■ Brief
Could you extract every entry below and reproduce it exactly?

■ Excerpted data
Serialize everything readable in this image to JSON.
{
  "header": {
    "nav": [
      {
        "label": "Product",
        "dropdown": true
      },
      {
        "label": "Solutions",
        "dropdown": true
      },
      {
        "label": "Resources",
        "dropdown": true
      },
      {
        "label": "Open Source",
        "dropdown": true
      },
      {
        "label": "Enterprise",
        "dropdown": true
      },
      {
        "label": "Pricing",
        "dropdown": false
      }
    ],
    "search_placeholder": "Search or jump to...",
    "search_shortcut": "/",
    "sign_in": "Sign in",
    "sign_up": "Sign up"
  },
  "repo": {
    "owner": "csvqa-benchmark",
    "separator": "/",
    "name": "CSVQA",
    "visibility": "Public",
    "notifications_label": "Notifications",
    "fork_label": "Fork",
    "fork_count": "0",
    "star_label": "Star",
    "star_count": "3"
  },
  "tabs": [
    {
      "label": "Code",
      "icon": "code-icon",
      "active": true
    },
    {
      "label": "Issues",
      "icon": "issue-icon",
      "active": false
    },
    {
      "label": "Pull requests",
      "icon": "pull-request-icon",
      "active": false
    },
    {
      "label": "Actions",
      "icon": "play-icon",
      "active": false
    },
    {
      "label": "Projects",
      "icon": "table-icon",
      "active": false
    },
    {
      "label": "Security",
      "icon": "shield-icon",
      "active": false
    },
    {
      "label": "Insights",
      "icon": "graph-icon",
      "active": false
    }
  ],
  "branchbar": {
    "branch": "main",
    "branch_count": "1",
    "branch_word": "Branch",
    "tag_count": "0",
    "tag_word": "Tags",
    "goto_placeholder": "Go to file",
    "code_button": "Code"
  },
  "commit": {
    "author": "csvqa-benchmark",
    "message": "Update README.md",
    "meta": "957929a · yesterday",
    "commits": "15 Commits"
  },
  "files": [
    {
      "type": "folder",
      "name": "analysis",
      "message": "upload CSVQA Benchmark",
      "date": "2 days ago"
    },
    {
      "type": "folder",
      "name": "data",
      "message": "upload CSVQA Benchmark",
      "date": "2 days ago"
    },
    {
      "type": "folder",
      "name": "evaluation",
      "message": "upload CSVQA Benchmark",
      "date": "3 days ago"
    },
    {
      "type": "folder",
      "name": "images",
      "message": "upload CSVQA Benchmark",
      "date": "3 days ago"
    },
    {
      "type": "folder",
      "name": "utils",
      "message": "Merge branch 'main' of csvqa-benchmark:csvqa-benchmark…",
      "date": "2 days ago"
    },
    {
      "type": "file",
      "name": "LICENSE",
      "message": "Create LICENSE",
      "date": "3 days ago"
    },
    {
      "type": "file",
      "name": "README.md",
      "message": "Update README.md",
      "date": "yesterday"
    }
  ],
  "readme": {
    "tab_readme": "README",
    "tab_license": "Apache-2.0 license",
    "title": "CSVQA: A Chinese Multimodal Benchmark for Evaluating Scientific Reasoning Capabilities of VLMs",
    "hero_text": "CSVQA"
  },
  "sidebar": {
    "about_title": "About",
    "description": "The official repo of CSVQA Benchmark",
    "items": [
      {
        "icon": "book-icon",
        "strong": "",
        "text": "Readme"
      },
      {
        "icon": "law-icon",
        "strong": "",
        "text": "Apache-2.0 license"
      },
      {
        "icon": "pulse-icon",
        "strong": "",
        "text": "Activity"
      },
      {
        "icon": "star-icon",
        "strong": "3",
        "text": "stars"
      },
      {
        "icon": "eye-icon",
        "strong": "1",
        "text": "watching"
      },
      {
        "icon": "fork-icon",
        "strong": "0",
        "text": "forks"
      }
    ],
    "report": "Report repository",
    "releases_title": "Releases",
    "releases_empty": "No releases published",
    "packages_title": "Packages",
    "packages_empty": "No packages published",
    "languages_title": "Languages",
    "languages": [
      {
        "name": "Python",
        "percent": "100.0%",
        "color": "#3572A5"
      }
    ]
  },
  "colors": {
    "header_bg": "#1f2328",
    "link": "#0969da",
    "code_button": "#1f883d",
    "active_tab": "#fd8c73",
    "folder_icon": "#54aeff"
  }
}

■ Task response
Serialize everything readable in this image to JSON.
{
  "header": {
    "nav": [
      {
        "label": "Product",
        "dropdown": true
      },
      {
        "label": "Solutions",
        "dropdown": true
      },
      {
        "label": "Resources",
        "dropdown": true
      },
      {
        "label": "Open Source",
        "dropdown": true
      },
      {
        "label": "Enterprise",
        "dropdown": true
      },
      {
        "label": "Pricing",
        "dropdown": false
      }
    ],
    "search_placeholder": "Search or jump to...",
    "search_shortcut": "/",
    "sign_in": "Sign in",
    "sign_up": "Sign up"
  },
  "repo": {
    "owner": "csvqa-benchmark",
    "separator": "/",
    "name": "CSVQA",
    "visibility": "Public",
    "notifications_label": "Notifications",
    "fork_label": "Fork",
    "fork_count": "0",
    "star_label": "Star",
    "star_count": "3"
  },
  "tabs": [
    {
      "label": "Code",
      "icon": "code-icon",
      "active": true
    },
    {
      "label": "Issues",
      "icon": "issue-icon",
      "active": false
    },
    {
      "label": "Pull requests",
      "icon": "pull-request-icon",
      "active": false
    },
    {
      "label": "Actions",
      "icon": "play-icon",
      "active": false
    },
    {
      "label": "Projects",
      "icon": "table-icon",
      "active": false
    },
    {
      "label": "Security",
      "icon": "shield-icon",
      "active": false
    },
    {
      "label": "Insights",
      "icon": "graph-icon",
      "active": false
    }
  ],
  "branchbar": {
    "branch": "main",
    "branch_count": "1",
    "branch_word": "Branch",
    "tag_count": "0",
    "tag_word": "Tags",
    "goto_placeholder": "Go to file",
    "code_button": "Code"
  },
  "commit": {
    "author": "csvqa-benchmark",
    "message": "Update README.md",
    "meta": "957929a · yesterday",
    "commits": "15 Commits"
  },
  "files": [
    {
      "type": "folder",
      "name": "analysis",
      "message": "upload CSVQA Benchmark",
      "date": "2 days ago"
    },
    {
      "type": "folder",
      "name": "data",
      "message": "upload CSVQA Benchmark",
      "date": "2 days ago"
    },
    {
      "type": "folder",
      "name": "evaluation",
      "message": "upload CSVQA Benchmark",
      "date": "3 days ago"
    },
    {
      "type": "folder",
      "name": "images",
      "message": "upload CSVQA Benchmark",
      "date": "3 days ago"
    },
    {
      "type": "folder",
      "name": "utils",
      "message": "Merge branch 'main' of csvqa-benchmark:csvqa-benchmark…",
      "date": "2 days ago"
    },
    {
      "type": "file",
      "name": "LICENSE",
      "message": "Create LICENSE",
      "date": "3 days ago"
    },
    {
      "type": "file",
      "name": "README.md",
      "message": "Update README.md",
      "date": "yesterday"
    }
  ],
  "readme": {
    "tab_readme": "README",
    "tab_license": "Apache-2.0 license",
    "title": "CSVQA: A Chinese Multimodal Benchmark for Evaluating Scientific Reasoning Capabilities of VLMs",
    "hero_text": "CSVQA"
  },
  "sidebar": {
    "about_title": "About",
    "description": "The official repo of CSVQA Benchmark",
    "items": [
      {
        "icon": "book-icon",
        "strong": "",
        "text": "Readme"
      },
      {
        "icon": "law-icon",
        "strong": "",
        "text": "Apache-2.0 license"
      },
      {
        "icon": "pulse-icon",
        "strong": "",
        "text": "Activity"
      },
      {
        "icon": "star-icon",
        "strong": "3",
        "text": "stars"
      },
      {
        "icon": "eye-icon",
        "strong": "1",
        "text": "watching"
      },
      {
        "icon": "fork-icon",
        "strong": "0",
        "text": "forks"
      }
    ],
    "report": "Report repository",
    "releases_title": "Releases",
    "releases_empty": "No releases published",
    "packages_title": "Packages",
    "packages_empty": "No packages published",
    "languages_title": "Languages",
    "languages": [
      {
        "name": "Python",
        "percent": "100.0%",
        "color": "#3572A5"
      }
    ]
  },
  "colors": {
    "header_bg": "#1f2328",
    "link": "#0969da",
    "code_button": "#1f883d",
    "active_tab": "#fd8c73",
    "folder_icon": "#54aeff"
  }
}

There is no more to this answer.